[Excerpts from a dataset]
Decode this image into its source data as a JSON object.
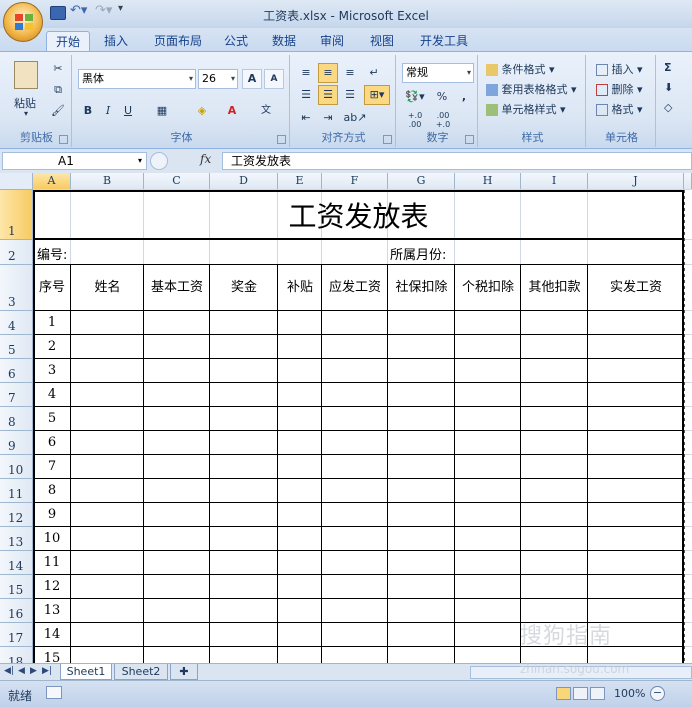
{
  "window": {
    "title": "工资表.xlsx - Microsoft Excel"
  },
  "tabs": [
    {
      "label": "开始",
      "active": true
    },
    {
      "label": "插入"
    },
    {
      "label": "页面布局"
    },
    {
      "label": "公式"
    },
    {
      "label": "数据"
    },
    {
      "label": "审阅"
    },
    {
      "label": "视图"
    },
    {
      "label": "开发工具"
    }
  ],
  "ribbon": {
    "clipboard": {
      "label": "剪贴板",
      "paste": "粘贴"
    },
    "font": {
      "label": "字体",
      "name": "黑体",
      "size": "26",
      "bold": "B",
      "italic": "I",
      "underline": "U",
      "grow": "A",
      "shrink": "A",
      "phonetic": "文"
    },
    "alignment": {
      "label": "对齐方式"
    },
    "number": {
      "label": "数字",
      "format": "常规",
      "percent": "%",
      "comma": ",",
      "inc_dec": "+.0 .00",
      "dec_dec": ".00 +.0"
    },
    "styles": {
      "label": "样式",
      "conditional": "条件格式",
      "table": "套用表格格式",
      "cell": "单元格样式"
    },
    "cells": {
      "label": "单元格",
      "insert": "插入",
      "delete": "删除",
      "format": "格式"
    },
    "editing": {
      "sum": "Σ"
    }
  },
  "formula_bar": {
    "name_box": "A1",
    "fx": "fx",
    "content": "工资发放表"
  },
  "columns": [
    "A",
    "B",
    "C",
    "D",
    "E",
    "F",
    "G",
    "H",
    "I",
    "J"
  ],
  "rows": [
    "1",
    "2",
    "3",
    "4",
    "5",
    "6",
    "7",
    "8",
    "9",
    "10",
    "11",
    "12",
    "13",
    "14",
    "15",
    "16",
    "17",
    "18"
  ],
  "sheet": {
    "title": "工资发放表",
    "serial_label": "编号:",
    "month_label": "所属月份:",
    "headers": [
      "序号",
      "姓名",
      "基本工资",
      "奖金",
      "补贴",
      "应发工资",
      "社保扣除",
      "个税扣除",
      "其他扣款",
      "实发工资"
    ],
    "serials": [
      "1",
      "2",
      "3",
      "4",
      "5",
      "6",
      "7",
      "8",
      "9",
      "10",
      "11",
      "12",
      "13",
      "14",
      "15"
    ]
  },
  "sheet_tabs": [
    {
      "label": "Sheet1",
      "active": true
    },
    {
      "label": "Sheet2"
    }
  ],
  "status": {
    "ready": "就绪",
    "zoom": "100%"
  },
  "watermark": {
    "text": "搜狗指南",
    "url": "zhinan.sogou.com"
  }
}
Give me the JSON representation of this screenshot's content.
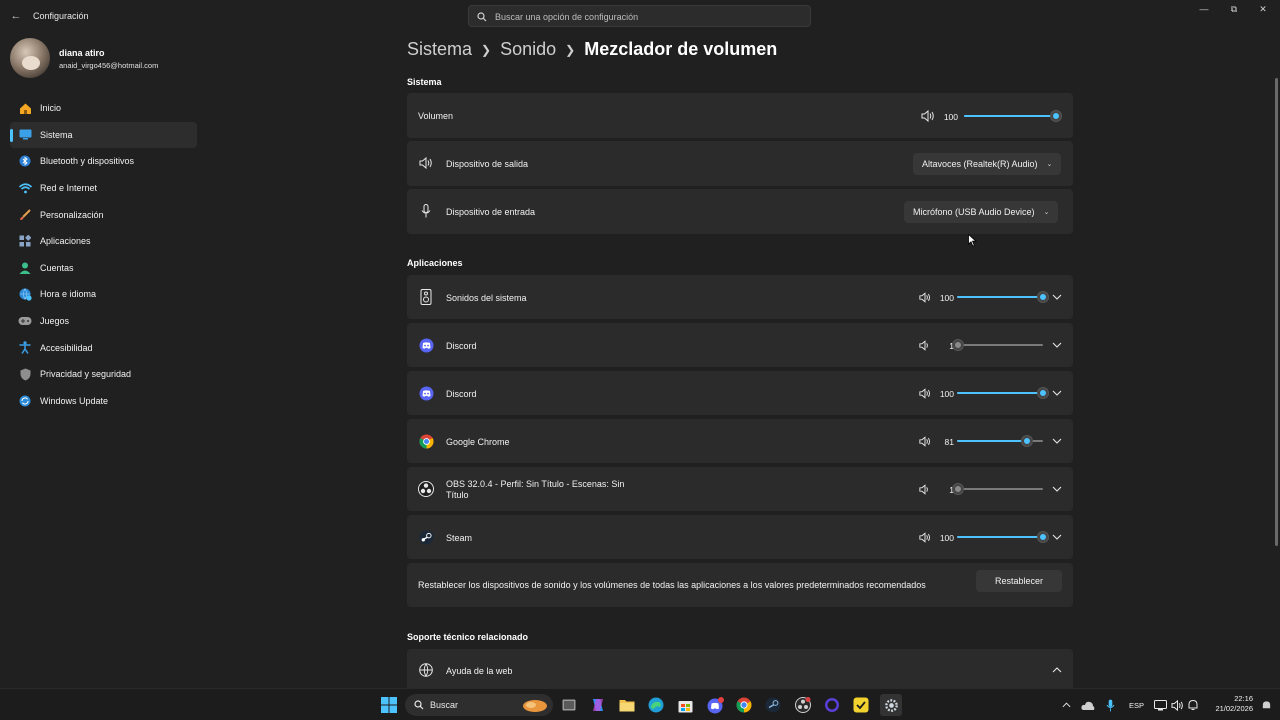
{
  "window": {
    "app_title": "Configuración",
    "search_placeholder": "Buscar una opción de configuración"
  },
  "profile": {
    "name": "diana atiro",
    "email": "anaid_virgo456@hotmail.com"
  },
  "sidebar": {
    "items": [
      {
        "label": "Inicio",
        "icon": "home-icon"
      },
      {
        "label": "Sistema",
        "icon": "system-icon",
        "active": true
      },
      {
        "label": "Bluetooth y dispositivos",
        "icon": "bluetooth-icon"
      },
      {
        "label": "Red e Internet",
        "icon": "wifi-icon"
      },
      {
        "label": "Personalización",
        "icon": "brush-icon"
      },
      {
        "label": "Aplicaciones",
        "icon": "apps-icon"
      },
      {
        "label": "Cuentas",
        "icon": "person-icon"
      },
      {
        "label": "Hora e idioma",
        "icon": "globe-clock-icon"
      },
      {
        "label": "Juegos",
        "icon": "gamepad-icon"
      },
      {
        "label": "Accesibilidad",
        "icon": "accessibility-icon"
      },
      {
        "label": "Privacidad y seguridad",
        "icon": "shield-icon"
      },
      {
        "label": "Windows Update",
        "icon": "update-icon"
      }
    ]
  },
  "breadcrumb": {
    "items": [
      "Sistema",
      "Sonido"
    ],
    "current": "Mezclador de volumen"
  },
  "system": {
    "title": "Sistema",
    "volume_label": "Volumen",
    "volume_value": "100",
    "volume_level": 1.0,
    "output_label": "Dispositivo de salida",
    "output_value": "Altavoces (Realtek(R) Audio)",
    "input_label": "Dispositivo de entrada",
    "input_value": "Micrófono (USB Audio Device)"
  },
  "apps": {
    "title": "Aplicaciones",
    "items": [
      {
        "name": "Sonidos del sistema",
        "value": "100",
        "level": 1.0,
        "icon": "system-sounds-icon"
      },
      {
        "name": "Discord",
        "value": "1",
        "level": 0.01,
        "icon": "discord-icon"
      },
      {
        "name": "Discord",
        "value": "100",
        "level": 1.0,
        "icon": "discord-icon"
      },
      {
        "name": "Google Chrome",
        "value": "81",
        "level": 0.81,
        "icon": "chrome-icon"
      },
      {
        "name": "OBS 32.0.4 - Perfil: Sin Título - Escenas: Sin Título",
        "value": "1",
        "level": 0.01,
        "icon": "obs-icon"
      },
      {
        "name": "Steam",
        "value": "100",
        "level": 1.0,
        "icon": "steam-icon"
      }
    ],
    "reset_text": "Restablecer los dispositivos de sonido y los volúmenes de todas las aplicaciones a los valores predeterminados recomendados",
    "reset_button": "Restablecer"
  },
  "support": {
    "title": "Soporte técnico relacionado",
    "web_help": "Ayuda de la web"
  },
  "taskbar": {
    "search_label": "Buscar",
    "language": "ESP",
    "time": "22:16",
    "date": "21/02/2026"
  },
  "colors": {
    "accent": "#4cc2ff",
    "background": "#202020",
    "card": "#2b2b2b"
  }
}
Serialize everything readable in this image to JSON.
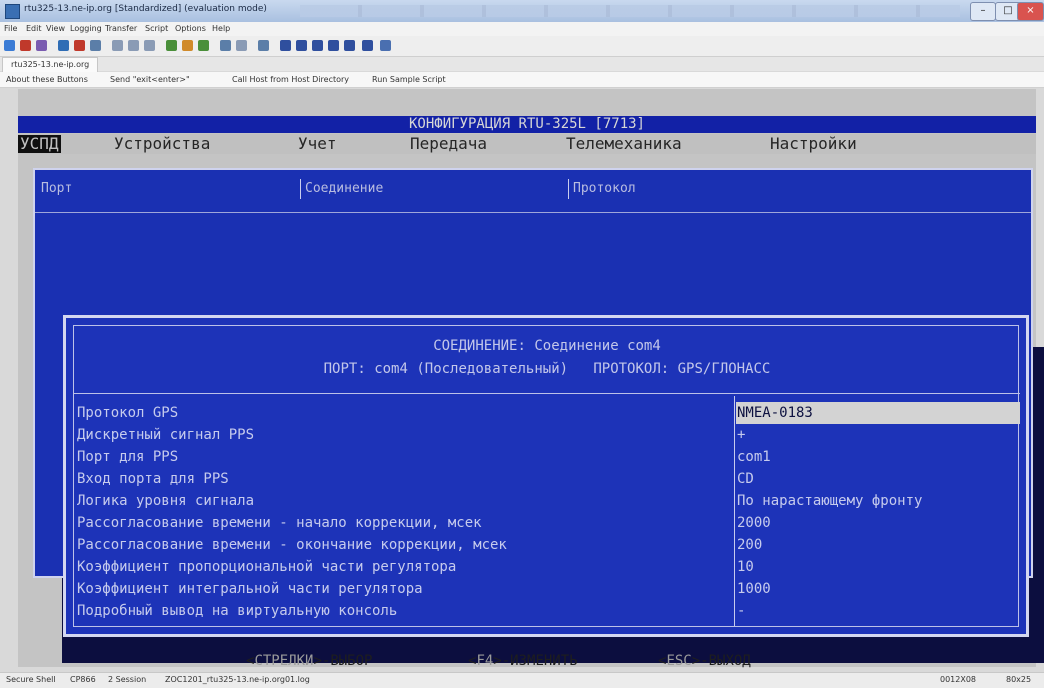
{
  "window": {
    "title": "rtu325-13.ne-ip.org [Standardized] (evaluation mode)",
    "controls": [
      "–",
      "□",
      "×"
    ]
  },
  "menubar": [
    "File",
    "Edit",
    "View",
    "Logging",
    "Transfer",
    "Script",
    "Options",
    "Help"
  ],
  "session_tab": "rtu325-13.ne-ip.org",
  "button_bar": [
    "About these Buttons",
    "Send \"exit<enter>\"",
    "Call Host from Host Directory",
    "Run Sample Script"
  ],
  "terminal": {
    "title": "КОНФИГУРАЦИЯ RTU-325L [7713]",
    "menu": [
      "УСПД",
      "Устройства",
      "Учет",
      "Передача",
      "Телемеханика",
      "Настройки"
    ],
    "menu_active": "УСПД",
    "tabs": [
      "Порт",
      "Соединение",
      "Протокол"
    ],
    "dialog": {
      "header_line1": "СОЕДИНЕНИЕ: Соединение com4",
      "header_line2": "ПОРТ: com4 (Последовательный)   ПРОТОКОЛ: GPS/ГЛОНАСС",
      "params": [
        {
          "label": "Протокол GPS",
          "value": "NMEA-0183",
          "selected": true
        },
        {
          "label": "Дискретный сигнал PPS",
          "value": "+"
        },
        {
          "label": "Порт для PPS",
          "value": "com1"
        },
        {
          "label": "Вход порта для PPS",
          "value": "CD"
        },
        {
          "label": "Логика уровня сигнала",
          "value": "По нарастающему фронту"
        },
        {
          "label": "Рассогласование времени - начало коррекции, мсек",
          "value": "2000"
        },
        {
          "label": "Рассогласование времени - окончание коррекции, мсек",
          "value": "200"
        },
        {
          "label": "Коэффициент пропорциональной части регулятора",
          "value": "10"
        },
        {
          "label": "Коэффициент интегральной части регулятора",
          "value": "1000"
        },
        {
          "label": "Подробный вывод на виртуальную консоль",
          "value": "-"
        }
      ]
    },
    "footer": {
      "k1": "СТРЕЛКИ",
      "a1": "ВЫБОР",
      "k2": "F4",
      "a2": "ИЗМЕНИТЬ",
      "k3": "ESC",
      "a3": "ВЫХОД"
    }
  },
  "statusbar": [
    "Secure Shell",
    "CP866",
    "2 Session",
    "ZOC1201_rtu325-13.ne-ip.org01.log",
    "0012X08",
    "80x25"
  ]
}
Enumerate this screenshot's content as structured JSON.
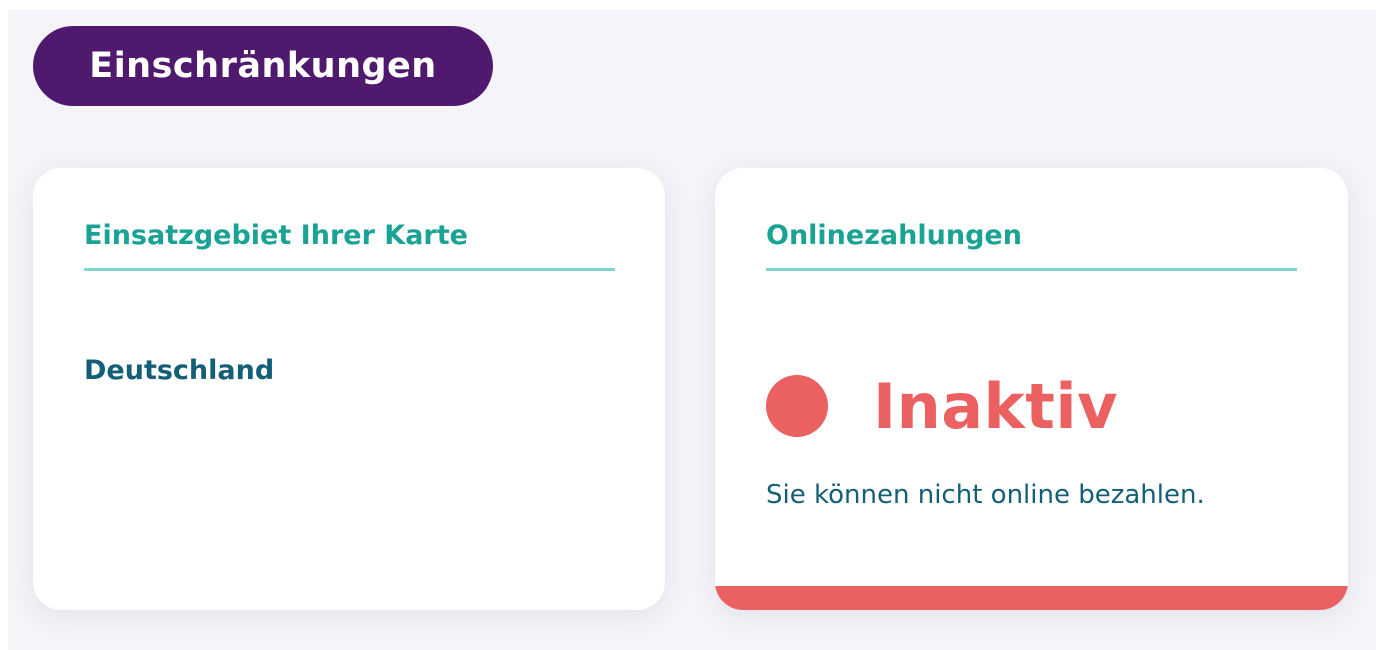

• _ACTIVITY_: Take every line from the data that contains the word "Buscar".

• _FINISHED EXERCISE_:
    "search_placeholder": "Buscar una opción de configuración"
    "search_label": "Buscar",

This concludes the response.